Mordwinkin’s cleanse is not a traditional detox, but rather replaces dairy and wheat with whole foods, such as vegetables, fruits and protein. Each cleanse is customized to the individual clients, taking into account factors such as medical history, allergies and goals. Her concierge-style service even extends to accompanying clients to the grocery store and helping them select items that fit the bill, but are reasonably priced and readily available.
Describing her commitment to clients, Mordwinkin said, “I can’t do it any other way. I’m the one they have entrusted (with their health). So I have to be there for them.”
In addition to her dedication, Mordwinkin brings significant qualifications to the table. Prior to launching her current business, she worked for more than 20 years as a traditional retail pharmacist. It was her own health struggles and ventures into supplemental holistic treatments that led Mordwinkin to seek more knowledge, take accredited courses in natural healing, and earn a certification as a First Line Therapy practitioner through Metagenics Inc. Her blend of traditional and holistic practice allows her to offer her clientele a well-rounded regimen of individualized cleansings to promote wellness and fight disease.
As a condition of their partnership, Mordwinkin insisted Guigne try the cleanse himself.
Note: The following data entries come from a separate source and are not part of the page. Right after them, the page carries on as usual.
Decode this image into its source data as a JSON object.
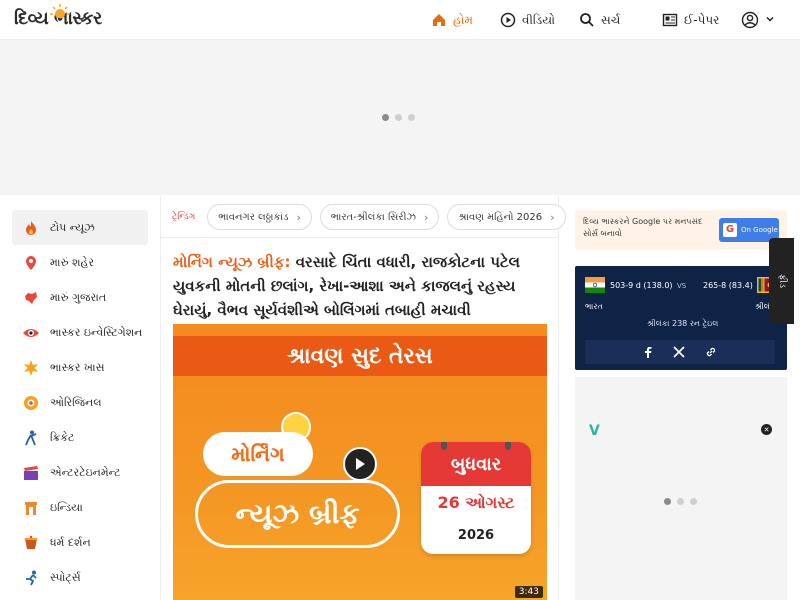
{
  "header": {
    "logo_text": "દિવ્ય ભાસ્કર",
    "nav": {
      "home": "હોમ",
      "video": "વીડિયો",
      "search": "સર્ચ",
      "epaper": "ઈ-પેપર"
    }
  },
  "sidebar": {
    "items": [
      {
        "label": "ટોપ ન્યૂઝ",
        "icon": "flame-icon"
      },
      {
        "label": "મારું શહેર",
        "icon": "location-pin-icon"
      },
      {
        "label": "મારું ગુજરાત",
        "icon": "gujarat-map-icon"
      },
      {
        "label": "ભાસ્કર ઇન્વેસ્ટિગેશન",
        "icon": "eye-icon"
      },
      {
        "label": "ભાસ્કર ખાસ",
        "icon": "star-icon"
      },
      {
        "label": "ઓરિજિનલ",
        "icon": "original-icon"
      },
      {
        "label": "ક્રિકેટ",
        "icon": "cricket-icon"
      },
      {
        "label": "એન્ટરટેઇનમેન્ટ",
        "icon": "clapperboard-icon"
      },
      {
        "label": "ઇન્ડિયા",
        "icon": "india-gate-icon"
      },
      {
        "label": "ધર્મ દર્શન",
        "icon": "drum-icon"
      },
      {
        "label": "સ્પોર્ટ્સ",
        "icon": "running-icon"
      }
    ]
  },
  "trending": {
    "label": "ટ્રેન્ડિંગ",
    "chips": [
      "ભાવનગર લઠ્ઠાકાંડ",
      "ભારત-શ્રીલંકા સિરીઝ",
      "શ્રાવણ મહિનો 2026"
    ]
  },
  "headline": {
    "kicker": "મોર્નિંગ ન્યૂઝ બ્રીફ:",
    "text": "વરસાદે ચિંતા વધારી, રાજકોટના પટેલ યુવકની મોતની છલાંગ, રેખા-આશા અને કાજલનું રહસ્ય ઘેરાયું, વૈભવ સૂર્યવંશીએ બોલિંગમાં તબાહી મચાવી"
  },
  "hero": {
    "banner": "શ્રાવણ સુદ તેરસ",
    "cloud_text": "મોર્નિંગ",
    "title": "ન્યૂઝ બ્રીફ",
    "day": "બુધવાર",
    "date": "26 ઓગસ્ટ",
    "year": "2026",
    "duration": "3:43"
  },
  "google_box": {
    "text": "દિવ્ય ભાસ્કરને Google પર મનપસંદ સોર્સ બનાવો",
    "button": "On Google"
  },
  "score": {
    "team1_score": "503-9 d (138.0)",
    "team2_score": "265-8 (83.4)",
    "vs": "VS",
    "team1": "ભારત",
    "team2": "શ્રીલંકા",
    "status": "શ્રીલંકા 238 રન ટ્રેઇલ"
  },
  "side_tab": "ફીડ",
  "ad_logo": "V",
  "colors": {
    "accent": "#ea6b0e",
    "score_bg": "#0f2347",
    "trend_red": "#e23b2d"
  }
}
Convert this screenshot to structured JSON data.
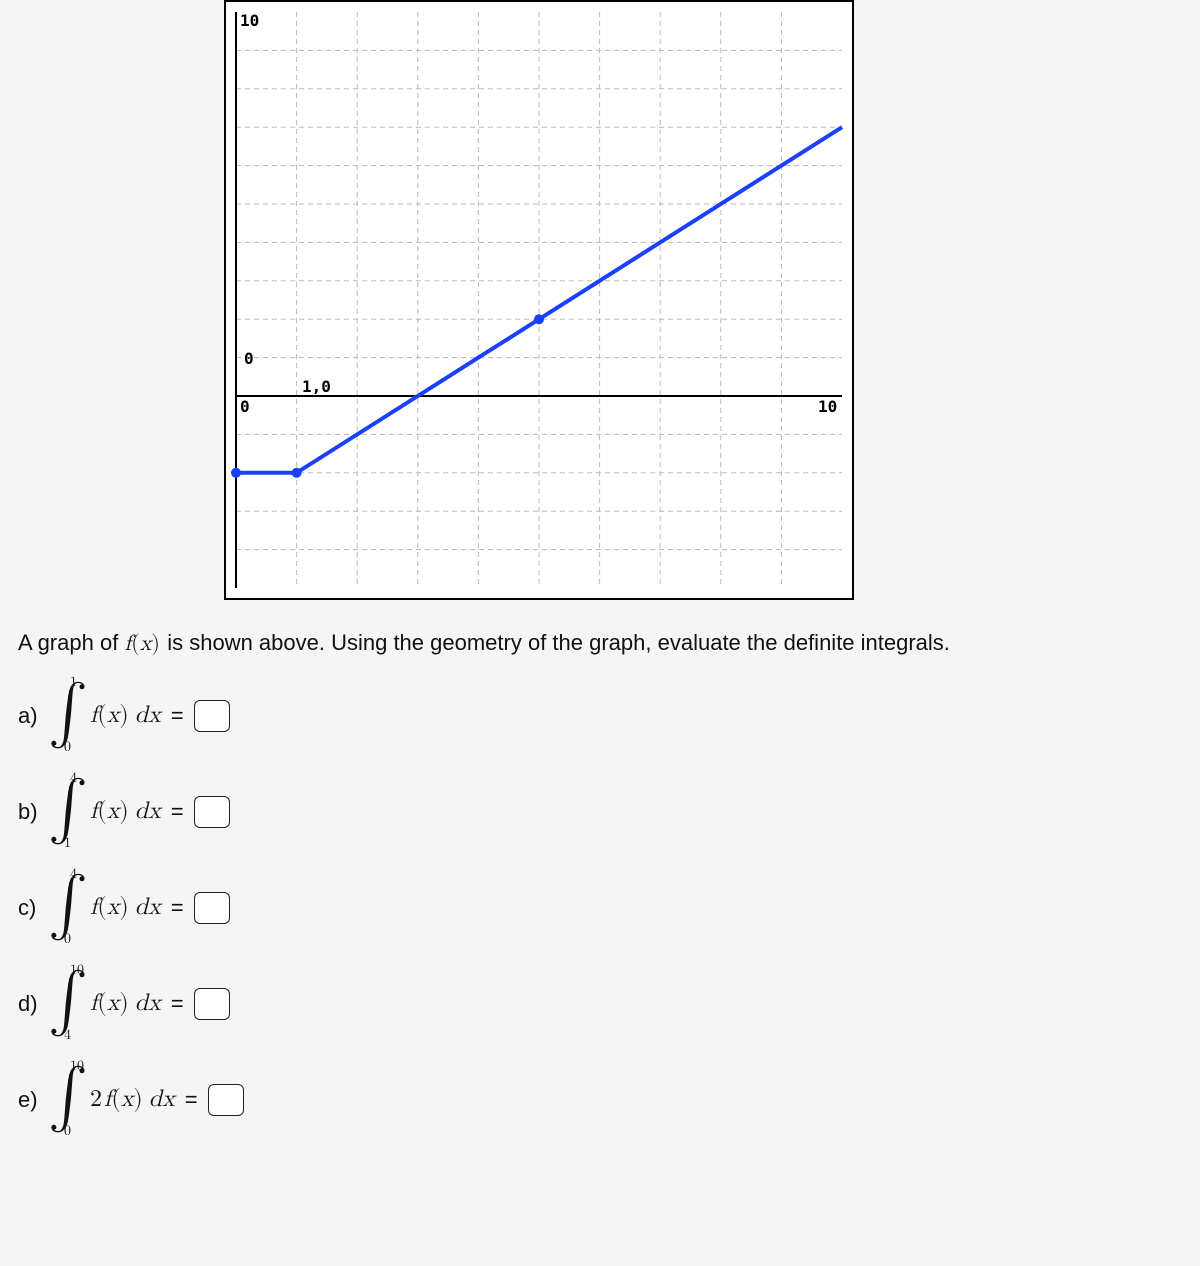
{
  "chart_data": {
    "type": "line",
    "title": "",
    "xlabel": "",
    "ylabel": "",
    "xlim": [
      0,
      10
    ],
    "ylim": [
      -5,
      10
    ],
    "x_ticks": [
      0,
      1,
      10
    ],
    "y_ticks": [
      0,
      10
    ],
    "series": [
      {
        "name": "f(x)",
        "x": [
          0,
          1,
          4,
          10
        ],
        "y": [
          -2,
          -2,
          1,
          7
        ]
      }
    ],
    "annotations": [
      {
        "text": "1,0",
        "x": 1,
        "y": 0
      }
    ],
    "grid": true
  },
  "instructions": {
    "prefix": "A graph of ",
    "fx": "f(x)",
    "suffix": " is shown above. Using the geometry of the graph, evaluate the definite integrals."
  },
  "problems": [
    {
      "letter": "a)",
      "lower": "0",
      "upper": "1",
      "coef": "",
      "func": "f(x)",
      "diff": "dx",
      "eq": "="
    },
    {
      "letter": "b)",
      "lower": "1",
      "upper": "4",
      "coef": "",
      "func": "f(x)",
      "diff": "dx",
      "eq": "="
    },
    {
      "letter": "c)",
      "lower": "0",
      "upper": "4",
      "coef": "",
      "func": "f(x)",
      "diff": "dx",
      "eq": "="
    },
    {
      "letter": "d)",
      "lower": "4",
      "upper": "10",
      "coef": "",
      "func": "f(x)",
      "diff": "dx",
      "eq": "="
    },
    {
      "letter": "e)",
      "lower": "0",
      "upper": "10",
      "coef": "2",
      "func": "f(x)",
      "diff": "dx",
      "eq": "="
    }
  ],
  "graph_labels": {
    "y_top": "10",
    "y_zero": "0",
    "x_zero": "0",
    "x_right": "10",
    "anno": "1,0"
  }
}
Guigne immediately accepted the challenge, but knew it wouldn’t be easy. After a long day working in the kitchen he would typically go home and make himself a “little picnic” composed of bread, cheese and wine. “I’m French!” he exclaimed. “During this cleanse? No, I couldn’t touch that!”
During the cleanse, he substituted his picnics with salads and fish with onions, lemon and herbs. He was pleasantly surprised from a culinary perspective. “It was very, very good,” he admitted. “Doing the cleanse was fun and can bring you back mentally and physically in better shape.”
Mordwinkin and Guigne have always been on the same page when it comes to eating seasonally with locally and organically grown foods. Guigne shops at the farmer’s market every weekend for his ingredients because it’s second nature, “the way I grew up,” he said. But when it came to cooking, Guigne found he learned a lot by stepping outside his normal French culinary routine.
“I’d ask him about coconut oil or something else and he’d say, ‘Eh,’ but to help me in preparing the meals that were suitable for the cleanse, he had to,” Mordwinkin said.
When Guigne makes the meals for the food prep class associated with the cleanse, he keeps them basic, using spices like salt and pepper and fresh herbs like rosemary, parsley and thyme. “He allows the food to speak for itself,” said Mordwinkin.
She wants to dispel the myths that eating during a cleansing means gnawing on cardboard, chewing rabbit food or going hungry. “You walk away satisfied (and) happy, your body’s fed and it’s simple enough you can do this every single day.”
Mordwinkin recommends individuals participate in these 10-day cleanses twice a year to rid their bodies of toxins accumulated through eating unhealthy foods, breathing environmental pollutants and dealing with everyday stressors.
Kickstarting healthier habits is really what a cleanse is all about. “When you’ve raised the bar of feeling better, you won’t want to go back to where you once were,” she said. “You have a taste of what it’s like to feel good, and the way you’re feeling is because of what you did to feel that way.”